Strange things happen sometimes and you find yourself at the nexus of them. Case in point: Jack Kirby artwork.
When we ran a massive Kirby retrospective last summer, we just thought it would be fun. (It was!) Along the way, we connected with Science and Religion and corresponded with its author Iain about our mutual Kirby appreciation. Iain paints, and we like to paint sometimes (when we’re not working on our next guitar masterpiece or creative writing or blogging our butt off…)
Somewhere in that correspondence, one of us suggested the idea of creating paintings inspired by Kirby’s more cosmic works. Because if you look at Captain Victory, there’s a lot more going on artistically than just another space opera comic book. Kirby’s splash panels open up a really unique art style that doesn’t really fit in with any established school. The King took a cosmic vibe he’d been developing for years and just ran it over the top.
So we painted a few things, and Iain was painting, too. We ran the final version of his Silver Surfer painting in our 2011 review of Mars. Then it got weird.

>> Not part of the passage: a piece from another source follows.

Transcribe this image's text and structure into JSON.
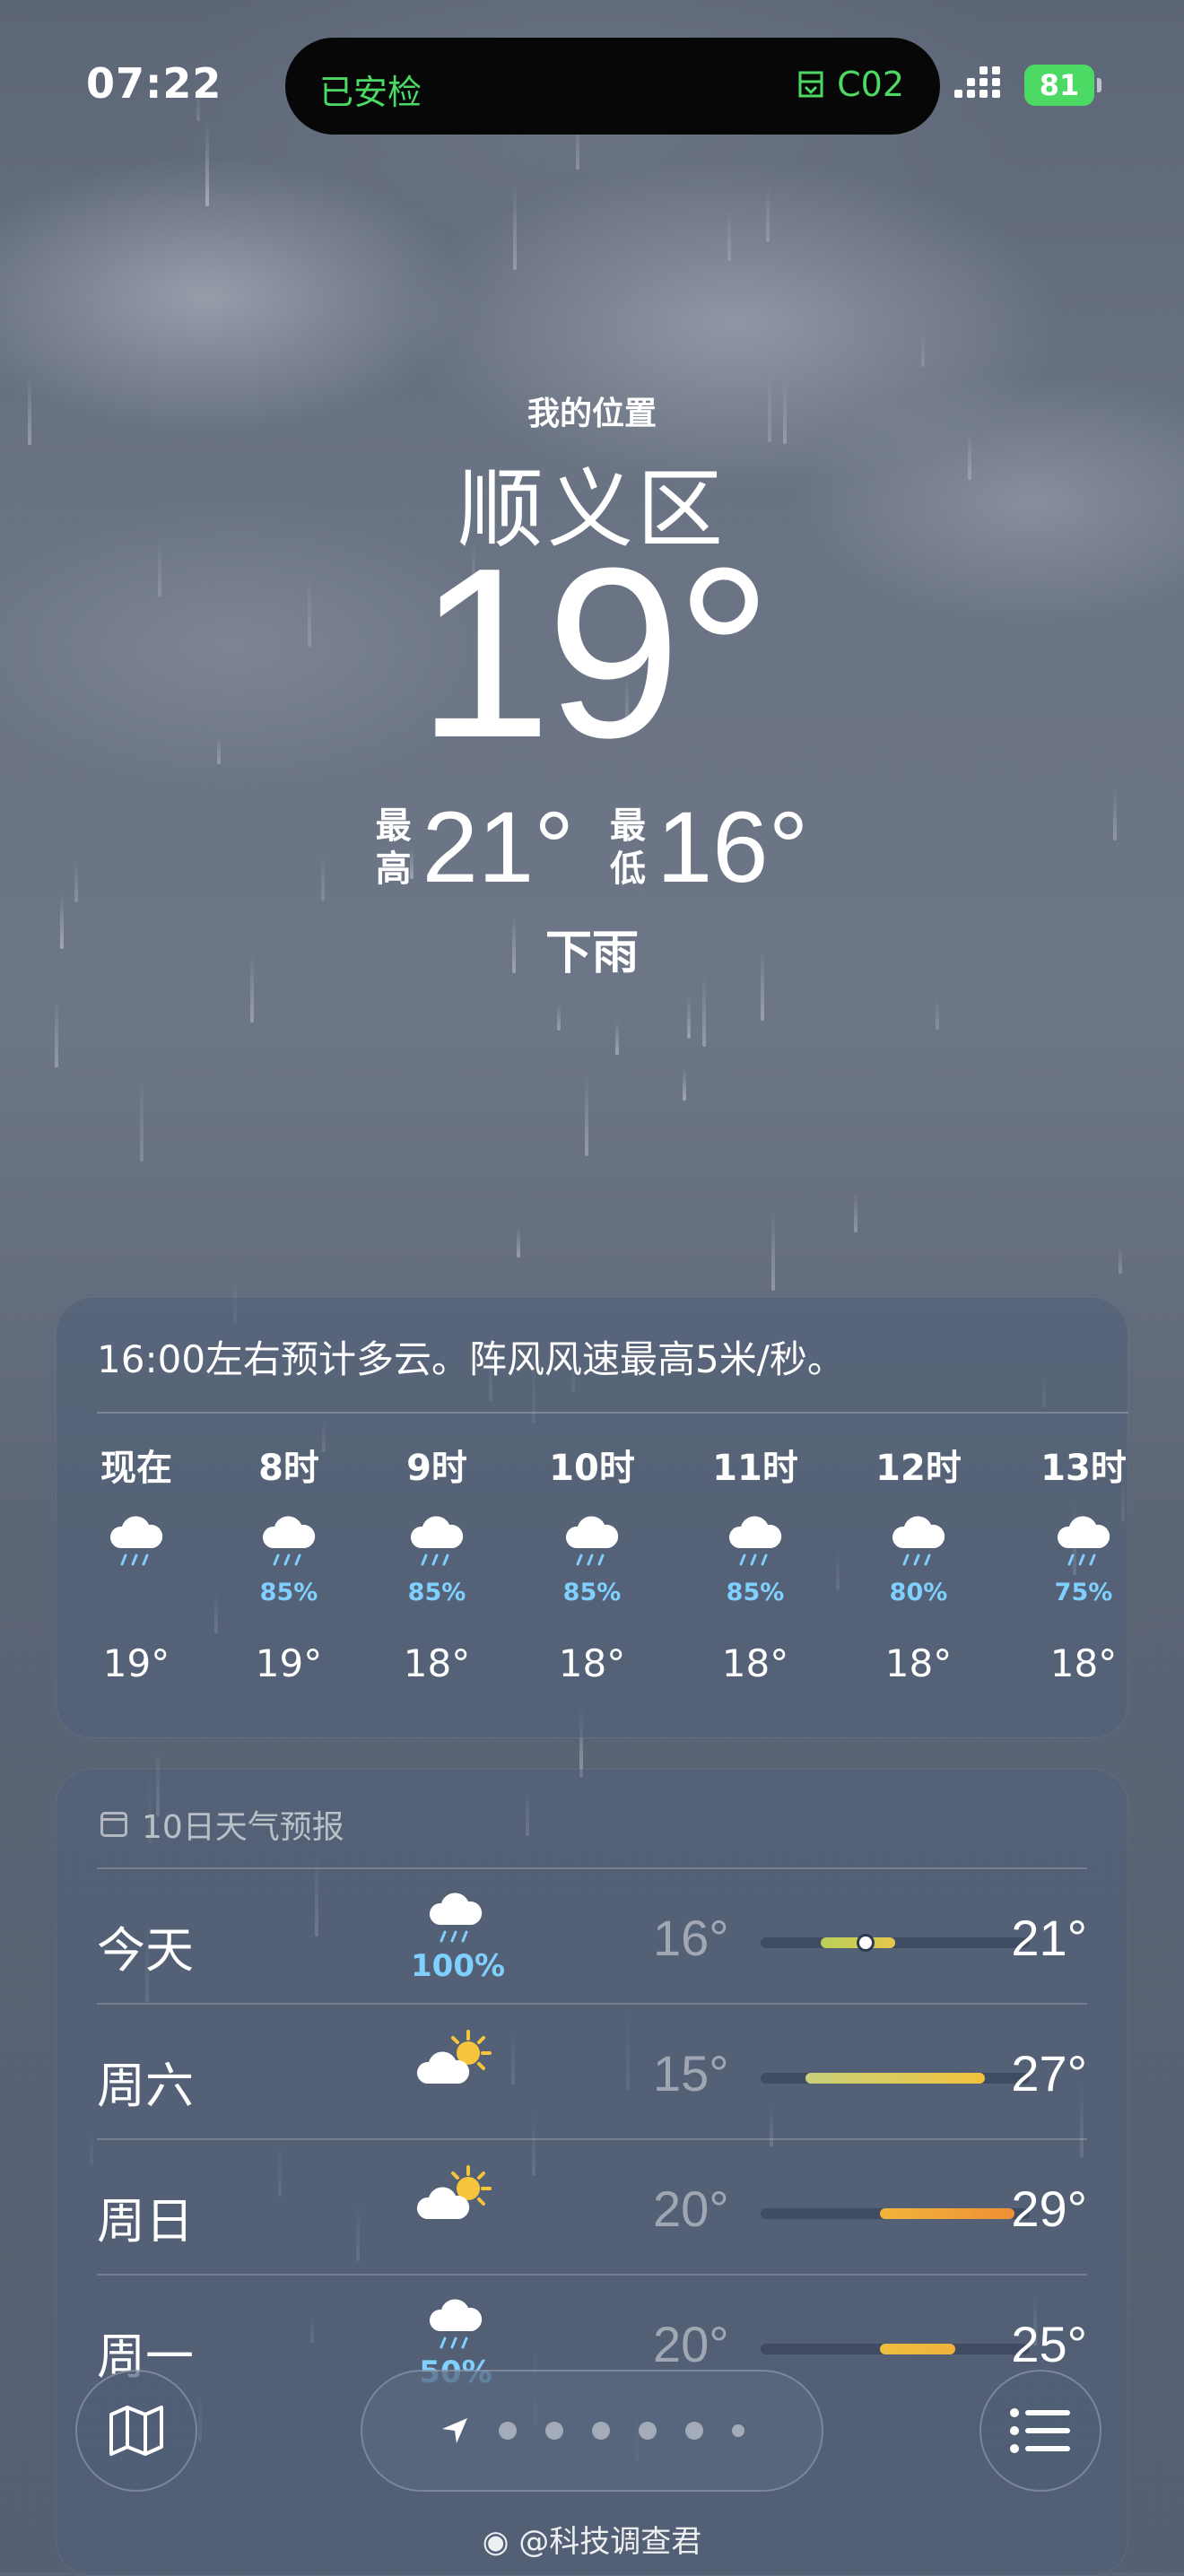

Just a few days later, Scott Edelman posted on Reddit about artist Sharon Moody. We read the column and dug a little deeper. We looked at the art gallery that represents her work and also her own web site to get a better understanding of where she’s coming from. That’s when we discovered Sharon had created a photo-realistic depiction of the same Jack Kirby Fantastic Four comic book from which Iain took his inspiration!
Of course, we wrote Iain about it, and he sent us his thoughts on morphological resonance: “When we make advances, people pick up on it in many ways psychically, of course to a faint degree – the internet, being a reflection of advancing towards an already existing universal concept, performs the same function. Nevertheless, even without direct communication, people pick up ideas from the movement of consciousness, reflecting it in their own way.”
Now, you may groove on that like we do, or you may dismiss it as unscientific. One thing we know for sure: things often happen in ways we can’t fully explain, and things seem connected in a deeper way than our conscious intellects can fully grasp. Carl Jung had a theory of synchronicity that closely relates, especially as far as our intuitive faculty goes, and Lao Tsu may have pointed to the mysteriously interconnected workings of the Tao. But this much is true: it gets weirder.
Not five minutes went by after reading Iain’s morphic message when we got a pingback from an artist’s site. Nik Harron – who we admittedly never heard of before – posted a painting of Galactus and linked back to our post on Jim Lee’s version of this character first brought to life by Stan Lee and Jack Kirby. What the…?! Were we not just discussing this idea of proliferating Kirby paintings?
How many Jack Kirby-inspired paintings are out there? We don’t know! But it’s one thing to talk about coincidence, and it’s another thing entirely to experience so many ‘coincidences’ coinciding in such a short period of time. Perhaps Mars lies near the nexus of a Jack Kirby morphogenetic field. If so, nothing would make us happier!
Now, get out there and create your own Kirby-inspired works. We’d love to hear about them!